• [TASK GOAL]: How many lines in the records below contain "Reena"? Reply with the number only.
Top of DATA TO EXAMINE
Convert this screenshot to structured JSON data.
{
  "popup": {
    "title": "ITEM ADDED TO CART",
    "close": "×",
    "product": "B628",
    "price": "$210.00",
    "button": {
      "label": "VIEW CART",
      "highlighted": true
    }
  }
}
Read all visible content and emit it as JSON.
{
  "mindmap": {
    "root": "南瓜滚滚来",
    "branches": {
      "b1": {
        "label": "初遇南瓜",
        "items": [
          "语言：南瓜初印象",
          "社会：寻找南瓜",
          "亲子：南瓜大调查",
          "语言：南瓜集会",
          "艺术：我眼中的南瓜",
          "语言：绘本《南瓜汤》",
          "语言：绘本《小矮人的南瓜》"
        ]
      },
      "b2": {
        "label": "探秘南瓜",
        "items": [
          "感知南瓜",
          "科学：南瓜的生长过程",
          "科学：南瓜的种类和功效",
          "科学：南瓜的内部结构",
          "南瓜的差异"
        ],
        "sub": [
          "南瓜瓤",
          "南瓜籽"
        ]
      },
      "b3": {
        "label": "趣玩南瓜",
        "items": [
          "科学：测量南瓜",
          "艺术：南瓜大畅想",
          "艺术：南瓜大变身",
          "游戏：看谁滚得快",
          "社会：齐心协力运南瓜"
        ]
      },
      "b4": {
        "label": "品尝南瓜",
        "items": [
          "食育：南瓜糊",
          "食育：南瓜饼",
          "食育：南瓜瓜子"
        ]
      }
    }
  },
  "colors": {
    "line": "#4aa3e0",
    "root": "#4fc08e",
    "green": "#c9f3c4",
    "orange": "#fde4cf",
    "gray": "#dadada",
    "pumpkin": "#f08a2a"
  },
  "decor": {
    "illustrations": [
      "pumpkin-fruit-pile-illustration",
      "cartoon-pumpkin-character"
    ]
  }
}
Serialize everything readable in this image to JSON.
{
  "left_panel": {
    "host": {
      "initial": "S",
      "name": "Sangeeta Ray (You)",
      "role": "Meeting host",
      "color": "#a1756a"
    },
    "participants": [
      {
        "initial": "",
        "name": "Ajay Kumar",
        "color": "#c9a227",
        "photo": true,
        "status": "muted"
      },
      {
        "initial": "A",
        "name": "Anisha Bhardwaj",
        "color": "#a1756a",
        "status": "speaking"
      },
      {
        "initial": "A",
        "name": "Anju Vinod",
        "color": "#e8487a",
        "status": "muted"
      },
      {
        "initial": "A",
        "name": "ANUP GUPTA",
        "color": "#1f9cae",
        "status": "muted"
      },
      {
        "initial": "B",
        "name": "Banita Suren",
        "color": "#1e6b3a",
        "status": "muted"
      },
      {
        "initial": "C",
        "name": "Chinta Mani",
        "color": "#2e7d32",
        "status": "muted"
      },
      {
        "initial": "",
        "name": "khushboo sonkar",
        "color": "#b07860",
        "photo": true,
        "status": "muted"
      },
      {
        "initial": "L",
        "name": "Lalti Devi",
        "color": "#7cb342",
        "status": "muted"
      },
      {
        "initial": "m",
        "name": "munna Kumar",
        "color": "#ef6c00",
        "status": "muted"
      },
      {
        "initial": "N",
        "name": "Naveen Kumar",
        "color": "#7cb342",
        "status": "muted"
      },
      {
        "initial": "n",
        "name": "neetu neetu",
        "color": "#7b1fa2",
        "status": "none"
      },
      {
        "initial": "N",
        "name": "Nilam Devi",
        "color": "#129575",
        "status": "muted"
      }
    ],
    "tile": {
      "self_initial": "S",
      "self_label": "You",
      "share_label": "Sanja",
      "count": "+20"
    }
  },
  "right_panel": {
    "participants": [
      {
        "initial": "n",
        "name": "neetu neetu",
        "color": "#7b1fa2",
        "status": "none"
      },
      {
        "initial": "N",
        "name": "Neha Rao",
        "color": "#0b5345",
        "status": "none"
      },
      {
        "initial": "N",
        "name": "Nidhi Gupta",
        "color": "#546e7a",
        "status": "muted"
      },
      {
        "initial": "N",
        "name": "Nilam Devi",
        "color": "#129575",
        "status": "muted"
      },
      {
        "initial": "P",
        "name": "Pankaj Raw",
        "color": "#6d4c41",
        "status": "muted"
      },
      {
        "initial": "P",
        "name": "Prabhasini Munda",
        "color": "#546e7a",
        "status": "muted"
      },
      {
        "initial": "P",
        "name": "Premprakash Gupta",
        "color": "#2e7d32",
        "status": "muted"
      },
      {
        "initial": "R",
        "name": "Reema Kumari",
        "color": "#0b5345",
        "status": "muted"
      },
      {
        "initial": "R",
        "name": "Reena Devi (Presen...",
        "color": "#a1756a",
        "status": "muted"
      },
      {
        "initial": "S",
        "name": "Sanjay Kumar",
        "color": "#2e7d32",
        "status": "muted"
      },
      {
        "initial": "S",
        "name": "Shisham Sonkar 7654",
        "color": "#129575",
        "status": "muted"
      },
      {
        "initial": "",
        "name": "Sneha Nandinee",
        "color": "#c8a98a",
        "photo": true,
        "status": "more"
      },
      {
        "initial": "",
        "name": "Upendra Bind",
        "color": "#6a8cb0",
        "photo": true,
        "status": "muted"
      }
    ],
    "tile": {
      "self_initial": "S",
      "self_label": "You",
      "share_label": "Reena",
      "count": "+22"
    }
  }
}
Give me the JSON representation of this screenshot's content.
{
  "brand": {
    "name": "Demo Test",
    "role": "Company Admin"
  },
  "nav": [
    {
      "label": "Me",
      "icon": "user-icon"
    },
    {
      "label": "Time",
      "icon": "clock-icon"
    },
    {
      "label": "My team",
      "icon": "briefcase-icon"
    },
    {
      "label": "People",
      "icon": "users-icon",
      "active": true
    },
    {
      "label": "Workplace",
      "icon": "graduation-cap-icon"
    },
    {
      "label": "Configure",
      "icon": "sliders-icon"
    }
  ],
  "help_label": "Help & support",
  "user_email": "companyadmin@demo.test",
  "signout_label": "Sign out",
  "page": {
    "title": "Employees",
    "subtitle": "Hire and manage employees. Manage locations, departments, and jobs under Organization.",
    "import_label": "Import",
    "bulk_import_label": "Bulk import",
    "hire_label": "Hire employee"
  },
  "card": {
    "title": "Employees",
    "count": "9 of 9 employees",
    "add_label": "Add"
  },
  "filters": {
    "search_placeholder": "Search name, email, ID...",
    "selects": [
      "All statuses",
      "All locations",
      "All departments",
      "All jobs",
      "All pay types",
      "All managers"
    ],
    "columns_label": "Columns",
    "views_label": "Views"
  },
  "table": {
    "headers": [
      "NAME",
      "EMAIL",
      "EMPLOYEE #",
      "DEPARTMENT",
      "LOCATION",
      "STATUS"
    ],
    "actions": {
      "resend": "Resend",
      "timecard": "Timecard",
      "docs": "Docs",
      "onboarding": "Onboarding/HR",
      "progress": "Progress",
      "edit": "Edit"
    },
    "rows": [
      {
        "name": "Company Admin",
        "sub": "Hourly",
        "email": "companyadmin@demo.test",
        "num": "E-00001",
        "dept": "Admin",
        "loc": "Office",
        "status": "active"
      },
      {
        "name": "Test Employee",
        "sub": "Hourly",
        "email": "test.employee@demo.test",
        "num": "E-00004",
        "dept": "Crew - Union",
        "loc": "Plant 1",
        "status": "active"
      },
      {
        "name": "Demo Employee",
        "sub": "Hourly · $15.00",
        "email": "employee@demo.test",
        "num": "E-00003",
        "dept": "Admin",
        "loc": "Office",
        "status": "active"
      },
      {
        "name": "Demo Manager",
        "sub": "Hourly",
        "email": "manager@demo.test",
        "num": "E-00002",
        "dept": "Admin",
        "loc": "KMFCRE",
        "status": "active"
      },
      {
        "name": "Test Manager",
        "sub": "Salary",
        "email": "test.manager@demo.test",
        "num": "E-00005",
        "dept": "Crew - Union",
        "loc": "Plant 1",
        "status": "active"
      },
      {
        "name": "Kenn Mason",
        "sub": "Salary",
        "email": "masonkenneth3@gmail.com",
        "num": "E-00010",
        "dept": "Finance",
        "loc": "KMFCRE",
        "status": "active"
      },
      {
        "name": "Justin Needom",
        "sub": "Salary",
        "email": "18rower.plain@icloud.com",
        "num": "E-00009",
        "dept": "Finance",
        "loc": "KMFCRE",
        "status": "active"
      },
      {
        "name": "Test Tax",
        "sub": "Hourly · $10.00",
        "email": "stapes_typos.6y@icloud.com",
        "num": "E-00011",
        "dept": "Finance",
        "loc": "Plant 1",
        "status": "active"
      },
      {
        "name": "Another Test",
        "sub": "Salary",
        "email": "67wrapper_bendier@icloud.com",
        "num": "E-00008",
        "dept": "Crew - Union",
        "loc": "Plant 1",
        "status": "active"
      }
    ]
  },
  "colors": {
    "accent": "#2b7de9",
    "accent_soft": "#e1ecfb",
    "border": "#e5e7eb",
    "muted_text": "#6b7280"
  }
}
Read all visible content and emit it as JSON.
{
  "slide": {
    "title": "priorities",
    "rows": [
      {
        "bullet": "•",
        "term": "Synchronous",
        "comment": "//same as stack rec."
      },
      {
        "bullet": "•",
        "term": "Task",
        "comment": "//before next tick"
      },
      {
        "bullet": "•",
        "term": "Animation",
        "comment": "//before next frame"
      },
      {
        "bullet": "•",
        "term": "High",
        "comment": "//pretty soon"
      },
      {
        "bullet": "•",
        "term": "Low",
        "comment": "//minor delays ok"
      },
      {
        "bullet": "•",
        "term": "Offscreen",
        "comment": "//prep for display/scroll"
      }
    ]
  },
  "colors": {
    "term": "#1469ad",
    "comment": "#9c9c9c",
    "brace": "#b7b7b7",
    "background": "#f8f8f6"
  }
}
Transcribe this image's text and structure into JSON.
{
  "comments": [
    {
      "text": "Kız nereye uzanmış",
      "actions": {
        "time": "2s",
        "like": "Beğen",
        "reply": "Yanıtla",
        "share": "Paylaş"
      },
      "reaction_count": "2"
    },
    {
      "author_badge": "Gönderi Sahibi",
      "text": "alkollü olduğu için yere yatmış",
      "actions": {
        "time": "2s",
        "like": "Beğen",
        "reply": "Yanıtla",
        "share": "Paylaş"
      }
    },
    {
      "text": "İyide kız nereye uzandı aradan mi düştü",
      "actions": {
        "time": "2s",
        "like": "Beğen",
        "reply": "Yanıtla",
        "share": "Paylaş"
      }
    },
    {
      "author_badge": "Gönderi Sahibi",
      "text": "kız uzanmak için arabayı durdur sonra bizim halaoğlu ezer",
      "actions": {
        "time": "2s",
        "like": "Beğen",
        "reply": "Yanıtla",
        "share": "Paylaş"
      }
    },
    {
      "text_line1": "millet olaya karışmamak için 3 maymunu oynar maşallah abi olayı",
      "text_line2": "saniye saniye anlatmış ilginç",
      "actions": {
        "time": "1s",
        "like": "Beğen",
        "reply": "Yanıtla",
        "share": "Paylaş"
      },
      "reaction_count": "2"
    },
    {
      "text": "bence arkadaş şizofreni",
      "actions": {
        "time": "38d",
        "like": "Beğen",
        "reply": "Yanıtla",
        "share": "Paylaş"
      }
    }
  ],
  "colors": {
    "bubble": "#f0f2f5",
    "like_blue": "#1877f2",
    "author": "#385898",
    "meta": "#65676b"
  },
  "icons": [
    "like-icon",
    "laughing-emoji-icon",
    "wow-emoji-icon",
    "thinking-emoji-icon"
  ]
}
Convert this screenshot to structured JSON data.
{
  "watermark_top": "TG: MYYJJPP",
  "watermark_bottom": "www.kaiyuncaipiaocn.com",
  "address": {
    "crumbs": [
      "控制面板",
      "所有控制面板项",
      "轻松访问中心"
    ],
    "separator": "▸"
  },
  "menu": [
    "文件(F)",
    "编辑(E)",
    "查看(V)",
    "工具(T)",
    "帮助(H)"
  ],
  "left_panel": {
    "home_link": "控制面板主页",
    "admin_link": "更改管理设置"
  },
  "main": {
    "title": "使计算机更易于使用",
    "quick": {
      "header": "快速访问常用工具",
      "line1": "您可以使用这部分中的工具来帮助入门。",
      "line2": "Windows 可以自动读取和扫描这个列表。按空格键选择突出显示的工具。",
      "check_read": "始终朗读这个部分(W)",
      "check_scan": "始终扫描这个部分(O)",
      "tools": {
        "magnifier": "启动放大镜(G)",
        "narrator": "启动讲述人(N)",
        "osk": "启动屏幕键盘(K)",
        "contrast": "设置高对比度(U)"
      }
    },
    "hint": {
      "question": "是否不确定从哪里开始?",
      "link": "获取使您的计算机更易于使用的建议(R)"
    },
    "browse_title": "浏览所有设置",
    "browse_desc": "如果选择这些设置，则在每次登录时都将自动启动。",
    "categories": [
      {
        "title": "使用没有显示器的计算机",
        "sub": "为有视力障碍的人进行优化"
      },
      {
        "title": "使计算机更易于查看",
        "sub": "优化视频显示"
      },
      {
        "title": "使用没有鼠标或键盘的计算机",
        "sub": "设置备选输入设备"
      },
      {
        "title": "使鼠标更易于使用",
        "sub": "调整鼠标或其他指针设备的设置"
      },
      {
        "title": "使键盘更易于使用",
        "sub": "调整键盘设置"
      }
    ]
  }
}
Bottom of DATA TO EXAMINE
• [FINISHED EXERCISE]: 2